dvgt will warn you if your document uses a font at a non-existent size. Rather than abort, it will load the PK font specified after -d and continue so you can look for more errors. Paragraphs using this dummy information are likely to have ragged right margins. (default is system dependent; environment: DV_DUMMY_PK)

Default TFM file, similar to -d option. (default is system dependent; environment: DV_DUMMY_TFM)

Set landscape mode: exchange x and y dimensions. (This does NOT rotate the page, sorry.) The default is portrait mode.

This option allows you to replace the magnification used in the DVI file with some other value; i is a positive *integer*, 1000 times the desired magnification. The given value should be chosen carefully so that the new font sizes still correspond to existing PK files. Unless you know exactly what you are doing you should avoid using -m, especially if your TeX source file uses gnification AND true dimensions. (default = DVI magnification)

dvgt treats the imaginary sheet of paper on which a DVI page will appear as a two dimensional array of tiny dots known as paper pixels. x and y are positive floating point numbers that define the numbers of pixels per inch in the horizontal and vertical directions, respectively. Their values should match the respective resolutions of the device that will be used to print your document. If only one value is given, then it is used as the resolution both horizontally and vertically. (default is system dependent)

This option is used to tell dvgt what type of VDU you are using. If TERM does not describe your VDU, you need to override the default value. Typing "dvgt -v vis550 foo" will tell dvgt you're using a Visual 550. The current version will accept the following strings (in upper or lower case):

aed512 AED 512 with 512 by 512 screen
gigi same as regis
kermit same as ncsatel
linux Linux SVGA driver
ncsatel NCSA Telnet's Tektronix 4010 emulation
regis any ReGIS compatible VDU
tek4010 same as ncsatel
vis240 Visual 240
vis241 same as vis240
vis500 Visual 500
vis550 Visual 550
vis603 Visual 603
vis630 Visual 630
vk100 same as regis
vt100 any VT100 compaible in 80 column mode;
vt102 same as vt100
vt100132 any VT100 compatible in 132 column mode
vt125 same as regis
vt200 same as vt220
vt220 VT220 using down-loaded chunky graphics
vt240 same as regis
vt640a VT100 with Retro-Graphics
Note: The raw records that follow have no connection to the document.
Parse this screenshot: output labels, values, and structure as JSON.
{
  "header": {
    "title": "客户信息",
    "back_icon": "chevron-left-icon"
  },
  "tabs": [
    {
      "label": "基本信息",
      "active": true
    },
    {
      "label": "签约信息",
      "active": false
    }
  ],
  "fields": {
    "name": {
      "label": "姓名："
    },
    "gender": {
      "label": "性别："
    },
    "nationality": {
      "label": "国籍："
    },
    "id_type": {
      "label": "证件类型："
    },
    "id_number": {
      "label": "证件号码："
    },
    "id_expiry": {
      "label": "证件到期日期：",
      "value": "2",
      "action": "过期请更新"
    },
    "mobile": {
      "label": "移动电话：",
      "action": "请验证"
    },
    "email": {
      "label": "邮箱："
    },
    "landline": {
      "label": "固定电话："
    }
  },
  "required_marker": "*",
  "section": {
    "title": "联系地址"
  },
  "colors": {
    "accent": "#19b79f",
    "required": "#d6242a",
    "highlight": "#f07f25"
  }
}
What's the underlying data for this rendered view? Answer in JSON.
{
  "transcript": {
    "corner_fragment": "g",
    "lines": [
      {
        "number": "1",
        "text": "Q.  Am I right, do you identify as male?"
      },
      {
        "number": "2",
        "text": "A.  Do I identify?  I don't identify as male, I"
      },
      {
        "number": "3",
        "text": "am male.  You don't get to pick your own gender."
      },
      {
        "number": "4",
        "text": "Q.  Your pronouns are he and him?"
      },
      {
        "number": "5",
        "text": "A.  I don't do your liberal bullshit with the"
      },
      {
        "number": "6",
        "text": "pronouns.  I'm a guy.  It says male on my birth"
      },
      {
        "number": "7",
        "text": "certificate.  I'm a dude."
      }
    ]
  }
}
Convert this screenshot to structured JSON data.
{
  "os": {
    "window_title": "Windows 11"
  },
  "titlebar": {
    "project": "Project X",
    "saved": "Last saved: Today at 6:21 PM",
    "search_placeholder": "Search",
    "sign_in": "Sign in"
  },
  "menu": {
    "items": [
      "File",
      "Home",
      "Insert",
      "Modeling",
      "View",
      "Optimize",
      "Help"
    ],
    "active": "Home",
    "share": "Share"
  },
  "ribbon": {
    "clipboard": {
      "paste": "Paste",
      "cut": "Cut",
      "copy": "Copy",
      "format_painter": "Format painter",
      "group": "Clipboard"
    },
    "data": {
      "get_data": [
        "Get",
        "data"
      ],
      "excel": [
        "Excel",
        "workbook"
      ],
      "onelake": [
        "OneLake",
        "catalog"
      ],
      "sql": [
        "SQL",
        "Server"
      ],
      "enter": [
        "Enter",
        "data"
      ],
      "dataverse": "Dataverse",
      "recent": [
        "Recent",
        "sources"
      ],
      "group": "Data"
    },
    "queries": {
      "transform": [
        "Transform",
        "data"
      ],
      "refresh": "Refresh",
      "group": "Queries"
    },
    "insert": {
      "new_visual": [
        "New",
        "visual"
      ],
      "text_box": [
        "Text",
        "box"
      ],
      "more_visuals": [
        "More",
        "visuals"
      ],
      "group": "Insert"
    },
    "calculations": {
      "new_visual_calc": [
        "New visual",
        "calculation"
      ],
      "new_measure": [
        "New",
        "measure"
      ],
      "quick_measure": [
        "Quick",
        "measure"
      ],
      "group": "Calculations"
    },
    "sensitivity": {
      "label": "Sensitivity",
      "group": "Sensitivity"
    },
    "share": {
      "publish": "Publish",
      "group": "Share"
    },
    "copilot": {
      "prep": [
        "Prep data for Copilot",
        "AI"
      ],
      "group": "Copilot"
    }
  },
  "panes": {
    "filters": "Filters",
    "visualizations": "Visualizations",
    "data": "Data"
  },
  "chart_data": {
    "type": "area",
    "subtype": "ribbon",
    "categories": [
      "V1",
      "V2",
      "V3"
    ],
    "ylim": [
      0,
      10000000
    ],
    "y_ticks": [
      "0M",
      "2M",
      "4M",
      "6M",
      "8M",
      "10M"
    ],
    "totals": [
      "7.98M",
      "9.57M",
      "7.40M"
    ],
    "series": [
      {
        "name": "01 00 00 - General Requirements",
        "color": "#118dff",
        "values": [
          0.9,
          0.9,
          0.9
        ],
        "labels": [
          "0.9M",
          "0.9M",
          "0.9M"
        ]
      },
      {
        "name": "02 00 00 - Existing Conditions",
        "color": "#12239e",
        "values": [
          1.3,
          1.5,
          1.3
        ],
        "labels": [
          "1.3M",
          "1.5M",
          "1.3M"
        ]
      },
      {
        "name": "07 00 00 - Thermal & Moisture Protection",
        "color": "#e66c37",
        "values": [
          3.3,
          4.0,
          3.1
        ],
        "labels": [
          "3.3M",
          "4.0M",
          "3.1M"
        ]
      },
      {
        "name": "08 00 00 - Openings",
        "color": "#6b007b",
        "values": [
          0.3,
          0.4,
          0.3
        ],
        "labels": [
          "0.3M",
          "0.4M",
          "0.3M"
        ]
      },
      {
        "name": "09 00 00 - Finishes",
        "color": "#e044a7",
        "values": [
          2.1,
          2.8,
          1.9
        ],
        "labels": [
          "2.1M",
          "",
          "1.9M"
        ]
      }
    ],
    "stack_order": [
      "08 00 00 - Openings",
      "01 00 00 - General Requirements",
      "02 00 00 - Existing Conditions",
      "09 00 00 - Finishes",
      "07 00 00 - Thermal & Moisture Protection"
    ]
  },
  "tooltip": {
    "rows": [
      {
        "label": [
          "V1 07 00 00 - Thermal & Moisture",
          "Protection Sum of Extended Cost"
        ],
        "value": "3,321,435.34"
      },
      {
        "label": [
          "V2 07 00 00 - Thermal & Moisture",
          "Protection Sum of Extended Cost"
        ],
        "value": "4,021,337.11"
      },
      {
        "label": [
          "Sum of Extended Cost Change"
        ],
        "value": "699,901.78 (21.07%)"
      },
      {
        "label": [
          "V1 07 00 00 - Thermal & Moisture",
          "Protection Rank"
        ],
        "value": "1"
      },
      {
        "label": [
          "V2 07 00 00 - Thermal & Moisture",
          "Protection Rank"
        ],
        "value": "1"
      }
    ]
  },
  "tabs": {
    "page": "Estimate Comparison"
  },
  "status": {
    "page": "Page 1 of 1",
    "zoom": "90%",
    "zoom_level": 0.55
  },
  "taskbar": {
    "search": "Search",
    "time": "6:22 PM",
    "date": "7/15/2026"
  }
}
(default = value of DV_TERM or TERM)

These two options define the width and height of the paper upon which your document will be printed. Both values are specified as dimensions like those used in TeX, but the units are restricted to bp, cm, in, mm, pc, pt, px, or sp. px is specific to dvgt, and represents one paper pixel. Every time you select a page, dvgt will use these paper dimensions to check that all printed material falls within the paper edges. (default is system dependent)


The default value for most of the options mentioned above can be set by an environment variables. In addition, the Linux SVGAlib driver uses these environment variables.

The default graphics mode used by dgvt. This must be a valid mode as defined in SVGAlib's "vga.h". It can be either a mode name (e.g., G640x480x256) or a mode number (e.g., 12).

These define the foreground and background colors, respectively. The value should be the red, green, and blue color components separated by commas. For example, for bright red text, use "255,0,0".


Originally written in Modula-2 for VAX/VMS systems, as dvitovdu, by Andrew Teverrow.

Translated to C for Unix systems, as dv, by Ian Dall.

Reworked and improved, as dvgt, by Geoffrey Tobin.

Linux port and SVGAlib driver by Rob Malouf (


tex(1), latex(1), dvips(1).

July 10, 1995